Look, Raburn has been atrocious this year. The average is .213. The K rate is 31%. And the .281 BABIP doesn’t suggest he’s due for any sort of improvement due to regression to his mean. But he’s got the Zobrist eligibility factor (2B/OF), and here are his second-half stats the past two seasons: .310 BA, .933 OPS and 10 HRs in 2009; and .315, .900 and 13 last year. If you buy into that sort of thing, he can be had for a song. Even one like “We Built This City.” … With the recent trade of Juan Rivera (more below) and the reconversion to third base of Bautista, Thames has a clear path to PT. He’s striking out a bit too much (26%), but the pop is there with 12 extra-base hits in just 104 ABs. There’s solid upside here for a guy who wasn’t a big-time prospect and didn’t get much pub — unless you’ve been following along at home.

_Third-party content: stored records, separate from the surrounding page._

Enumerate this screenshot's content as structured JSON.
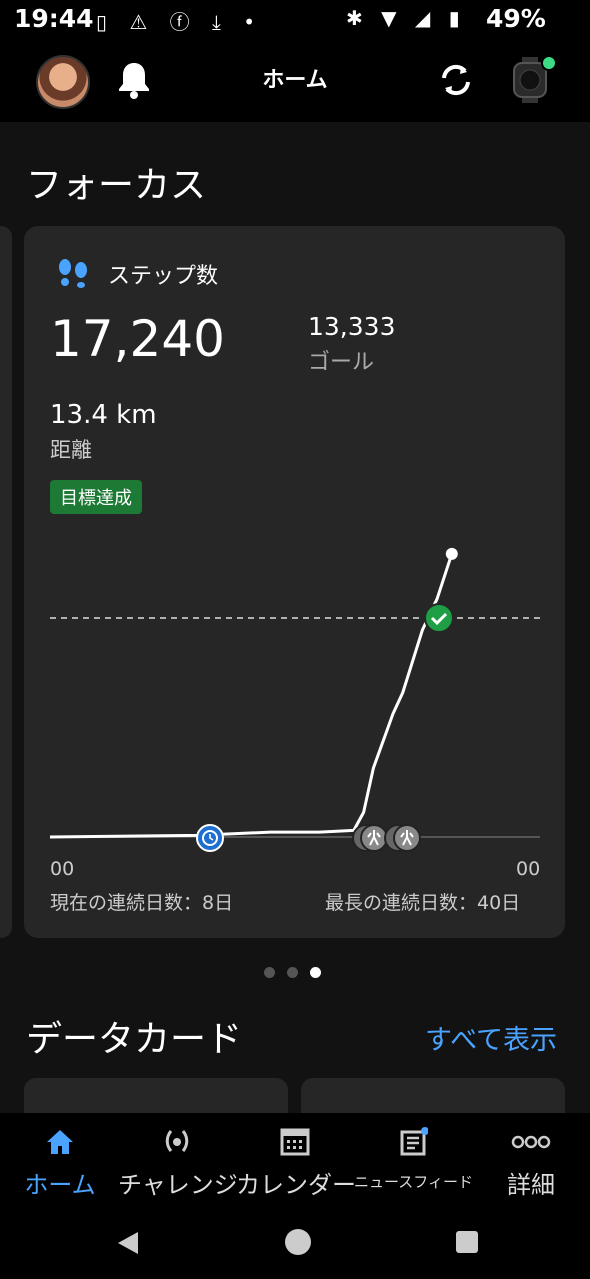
{
  "status_bar": {
    "time": "19:44",
    "left_icons": "▯ ⚠ ⓕ ⤓ •",
    "right_icons": "✱ ▼ ◢ ▮",
    "battery": "49%"
  },
  "header": {
    "title": "ホーム",
    "icons": [
      "avatar",
      "bell-icon",
      "sync-icon",
      "watch-icon"
    ],
    "watch_status_color": "#3ddc84"
  },
  "focus": {
    "section_title": "フォーカス",
    "card": {
      "title": "ステップ数",
      "steps": "17,240",
      "goal_value": "13,333",
      "goal_label": "ゴール",
      "distance_value": "13.4 km",
      "distance_label": "距離",
      "goal_badge": "目標達成",
      "axis_start": "00",
      "axis_end": "00",
      "current_streak": "現在の連続日数：8日",
      "longest_streak": "最長の連続日数：40日"
    },
    "pager": {
      "count": 3,
      "active_index": 2
    }
  },
  "data_cards": {
    "section_title": "データカード",
    "show_all": "すべて表示"
  },
  "bottom_nav": {
    "items": [
      {
        "label": "ホーム",
        "icon": "home-icon",
        "active": true
      },
      {
        "label": "チャレンジ",
        "icon": "laurel-icon",
        "active": false
      },
      {
        "label": "カレンダー",
        "icon": "calendar-icon",
        "active": false
      },
      {
        "label": "ニュースフィード",
        "icon": "newsfeed-icon",
        "active": false
      },
      {
        "label": "詳細",
        "icon": "more-icon",
        "active": false
      }
    ]
  },
  "colors": {
    "accent": "#4aa3ff",
    "goal_green": "#1d7a35",
    "check_green": "#1e9e45",
    "card_bg": "#262626"
  },
  "chart_data": {
    "type": "line",
    "series": [
      {
        "values_fraction_of_day": [
          0,
          0.3,
          0.45,
          0.55,
          0.62,
          0.64,
          0.66,
          0.7,
          0.72,
          0.76,
          0.79,
          0.82
        ],
        "values_steps": [
          0,
          100,
          300,
          300,
          400,
          1500,
          4200,
          7500,
          8800,
          12600,
          14500,
          17240
        ]
      }
    ],
    "goal_line": 13333
  }
}
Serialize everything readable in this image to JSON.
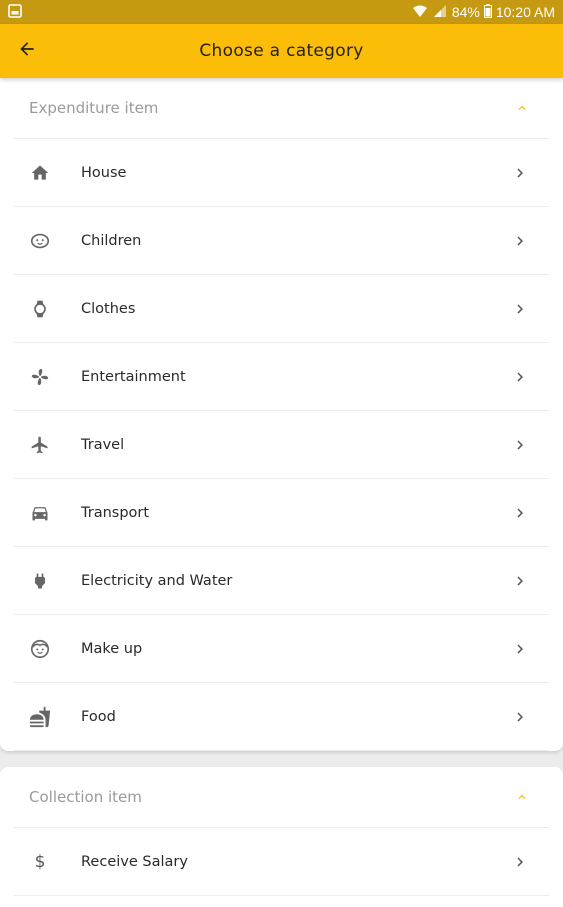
{
  "status_bar": {
    "battery": "84%",
    "time": "10:20 AM"
  },
  "app_bar": {
    "title": "Choose a category",
    "back_icon": "arrow-left-icon"
  },
  "colors": {
    "accent": "#fbbd08",
    "status_bar": "#c59a12",
    "text": "#2a2a2a",
    "muted": "#9a9a9a"
  },
  "sections": [
    {
      "title": "Expenditure item",
      "expanded": true,
      "items": [
        {
          "label": "House",
          "icon": "home-icon"
        },
        {
          "label": "Children",
          "icon": "baby-face-icon"
        },
        {
          "label": "Clothes",
          "icon": "watch-icon"
        },
        {
          "label": "Entertainment",
          "icon": "pinwheel-icon"
        },
        {
          "label": "Travel",
          "icon": "airplane-icon"
        },
        {
          "label": "Transport",
          "icon": "car-icon"
        },
        {
          "label": "Electricity and Water",
          "icon": "power-plug-icon"
        },
        {
          "label": "Make up",
          "icon": "face-icon"
        },
        {
          "label": "Food",
          "icon": "fastfood-icon"
        }
      ]
    },
    {
      "title": "Collection item",
      "expanded": true,
      "items": [
        {
          "label": "Receive Salary",
          "icon": "dollar-icon"
        }
      ]
    }
  ]
}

The top five here stand out for their mix of potential and production. Snider, Rodriguez, Dirks and Reddick all have openings to get near-everyday run, which makes them intriguing and worth a gamble as starters in AL-only leagues. (Caution: Reddick could lose time if the Red Sox decide to use the trade deadline to mend what has been a terrible outfield this year, aside from Ellsbury.) … As for Trout, well, I would like to think he actually has a chance to wrest the starting CF job from Bourjos — let’s face it, Bourjy wasn’t exactly tearing it up with the stick, and Trout is nearly as good on D — but I don’t think he’s close to ready. Seems like a wasted add in re-draft leagues. … Poor Choo. The broken finger pretty much kills any chance he had of bouncing back in the second half. Just not his year. In keeper leagues, though, he makes an attractive target for team’s building for 2012.
The only two in this portion who would be north of Tier 4 are Lind and Trumbo, who has managed 6 games in the outfield. In leagues with a 1- or 5-game minimum, there’s a nice 17-homer bat that qualifies at OF now. He really is having an underrated rookie season. I mean, heck, is anyone talking about him for AL ROY? (Even if Michael Pineda has that thing sewn up.)
Hey, getting traded to the National League will do that.
Jennings’ never-ending stay in the minors will get a little bit longer with news of his fractured finger. Never a bastion of health, this likely keeps Jennings out of the majors until August. … On the flip side, with apologies to Endy Chavez, there is somewhat of an opening in center for the Rangers, and Martin — a Cuban defector who signed a 5-year deal just two months ago — was recently got promoted to Triple-A. Just sayin’.